Specialist Dental Group has launched an on-going series of blog posts by our individual dental specialists. All views provided are the dentist’s own opinions and are posted on this blog as part of our on-going efforts to educate the public about dental issues and other matters of interest relating to dentistry and healthcare.
I used to read a lot when I was young. I would devour books, any book including the literary classics, upcoming local writers, Asian writers, encyclopedias, etc.
Then life got busier, and books took a back seat, but I never forgot my old “friends”. In recent years, I have introduced them to my son. I was pleased to note that some of these perennial favourites appeared on the reading list issued by his teacher.
So I was greatly surprised when I read in the Straits Times that the number of secondary school students who take Literature as an ‘O’ Level subject has fallen drastically. The dismal number recorded recently was about 3000 students a year, compared to more than 16,000 students taking the subject each year in the early 1990s. Some of the reasons given for forsaking this subject were: the difficulty in scoring As (hence pulling down the overall grade of the individual student and the school as a whole). Another lame excuse was that Literature doesn’t provide any “solid foundation”, unlike subjects that lead to more “professional degrees” like Geography and the Sciences.
What has happened to learning as an experience in itself, not necessarily as a means to an end? Where is the enjoyment that comes from understanding the depths of the author’s soul what one finally reaches the point of enlightenment in the novel?
I remember Enid Blyton, Charles Dickens, T. S. Elliot, Louisa May Alcott and R. L Stevenson. There was much to be gleaned from their individual styles. Then there were Pearl S. Buck, Han Su-Yin, Ho Min Fong and Catherine Lim, all wonderful writers too. Why aren’t their books readily available in the bookshops now? Why are the shelves filled instead with “Horror” and “Fantasy fiction” instead? There are even Literature teachers who lament that they can’t pass on their love for the subject because some schools have too few students opting for the subject , making a Literature class non-viable.
When I was in secondary school at Singapore Chinese Girls’ School, studying Literature was never an “option”. Everybody studied the subject, even us “triple Science” students, many of whom hoped to become doctors. We were blessed with excellent teachers; there was never a dull moment in class. It wasn’t a chore to memorise passages from Shakespeare. In fact, I “acted out” the scenes at home and imagined all the drama taking place around me. In the end, I scored a distinction in the ‘O’ Level Literature paper.
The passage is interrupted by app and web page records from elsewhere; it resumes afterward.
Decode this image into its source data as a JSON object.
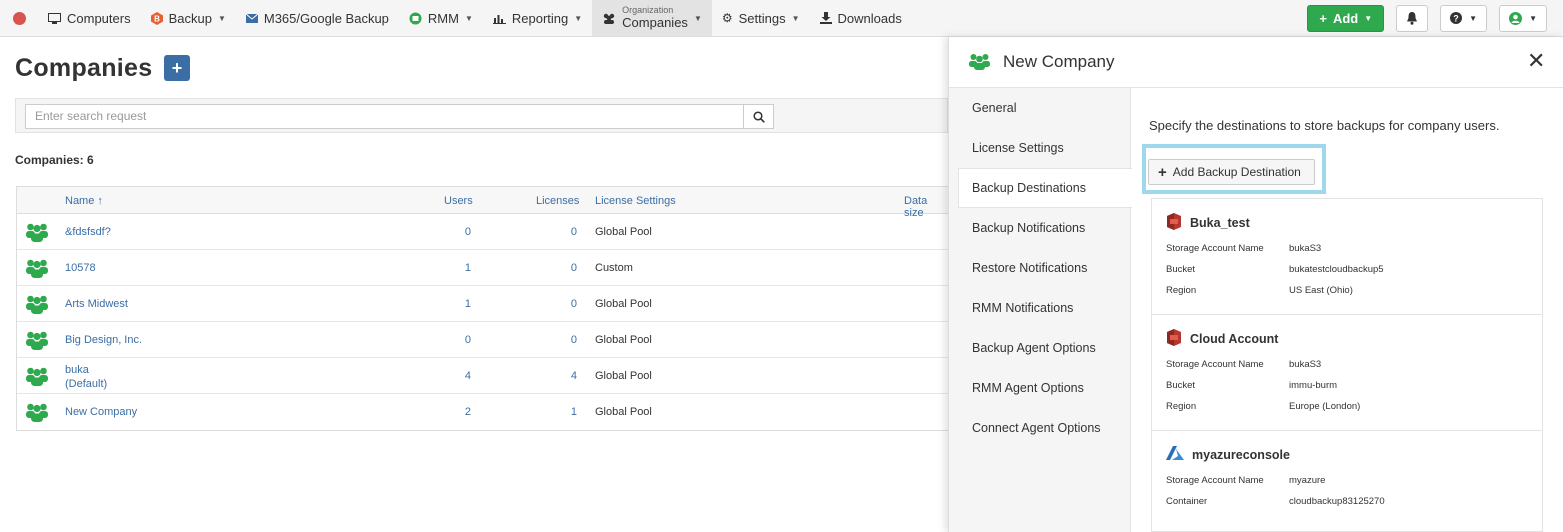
{
  "nav": {
    "items": [
      {
        "label": "Computers",
        "icon": "monitor-icon",
        "caret": false
      },
      {
        "label": "Backup",
        "icon": "backup-icon",
        "caret": true
      },
      {
        "label": "M365/Google Backup",
        "icon": "envelope-icon",
        "caret": false
      },
      {
        "label": "RMM",
        "icon": "rmm-icon",
        "caret": true
      },
      {
        "label": "Reporting",
        "icon": "bar-chart-icon",
        "caret": true
      }
    ],
    "org_small": "Organization",
    "org_big": "Companies",
    "settings": "Settings",
    "downloads": "Downloads",
    "add_label": "Add"
  },
  "page": {
    "title": "Companies",
    "add_symbol": "+",
    "search_placeholder": "Enter search request",
    "count_label": "Companies: 6"
  },
  "table": {
    "headers": {
      "name": "Name ↑",
      "users": "Users",
      "licenses": "Licenses",
      "license_settings": "License Settings",
      "data_size": "Data size"
    },
    "rows": [
      {
        "name": "&fdsfsdf?",
        "sub": "",
        "users": "0",
        "licenses": "0",
        "license_settings": "Global Pool"
      },
      {
        "name": "10578",
        "sub": "",
        "users": "1",
        "licenses": "0",
        "license_settings": "Custom"
      },
      {
        "name": "Arts Midwest",
        "sub": "",
        "users": "1",
        "licenses": "0",
        "license_settings": "Global Pool"
      },
      {
        "name": "Big Design, Inc.",
        "sub": "",
        "users": "0",
        "licenses": "0",
        "license_settings": "Global Pool"
      },
      {
        "name": "buka",
        "sub": "(Default)",
        "users": "4",
        "licenses": "4",
        "license_settings": "Global Pool"
      },
      {
        "name": "New Company",
        "sub": "",
        "users": "2",
        "licenses": "1",
        "license_settings": "Global Pool"
      }
    ]
  },
  "panel": {
    "title": "New Company",
    "close": "✕",
    "tabs": [
      "General",
      "License Settings",
      "Backup Destinations",
      "Backup Notifications",
      "Restore Notifications",
      "RMM Notifications",
      "Backup Agent Options",
      "RMM Agent Options",
      "Connect Agent Options"
    ],
    "active_tab": "Backup Destinations",
    "description": "Specify the destinations to store backups for company users.",
    "add_destination": "Add Backup Destination",
    "destinations": [
      {
        "name": "Buka_test",
        "icon": "aws-s3-icon",
        "fields": [
          [
            "Storage Account Name",
            "bukaS3"
          ],
          [
            "Bucket",
            "bukatestcloudbackup5"
          ],
          [
            "Region",
            "US East (Ohio)"
          ]
        ]
      },
      {
        "name": "Cloud Account",
        "icon": "aws-s3-icon",
        "fields": [
          [
            "Storage Account Name",
            "bukaS3"
          ],
          [
            "Bucket",
            "immu-burm"
          ],
          [
            "Region",
            "Europe (London)"
          ]
        ]
      },
      {
        "name": "myazureconsole",
        "icon": "azure-icon",
        "fields": [
          [
            "Storage Account Name",
            "myazure"
          ],
          [
            "Container",
            "cloudbackup83125270"
          ]
        ]
      }
    ]
  },
  "colors": {
    "accent": "#3a6ea5",
    "green": "#2fa94e",
    "highlight": "#9fd8ec"
  }
}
So does Literature a great dentist make? Who knows? I’m sure those early years imbibing the thoughts of great authors have opened my mind in ways untold. Do I engage my patients better because there might be an untold understanding between us? Maybe….. Can I stand up in front of an audience and give a lecture in my professional capacity? Definitely! A dentist is not just a person who drills and fills teeth. The dentist needs to have empathy for the patient. Thoughts and feelings count too when coming up with treatment plans. So the next big question is: will I want my sons to study Literature in future? That’s an emphatic YES! Hopefully, it will make them better men.
Dr Helena Lee is a Periodontist with Specialist Dental Group. She holds an appointment as an Adjunct Lecturer in the Department of Preventive Dentistry, National University of Singapore. She has co-authored several papers in peer-reviewed journals and has lectured at professional local and international conferences. Dr Lee has a special interest in the treatment and prevention of periodontal disease, gingival plastic surgery, soft and hard tissue grafting and dental implants. For more information on Dr Lee, click here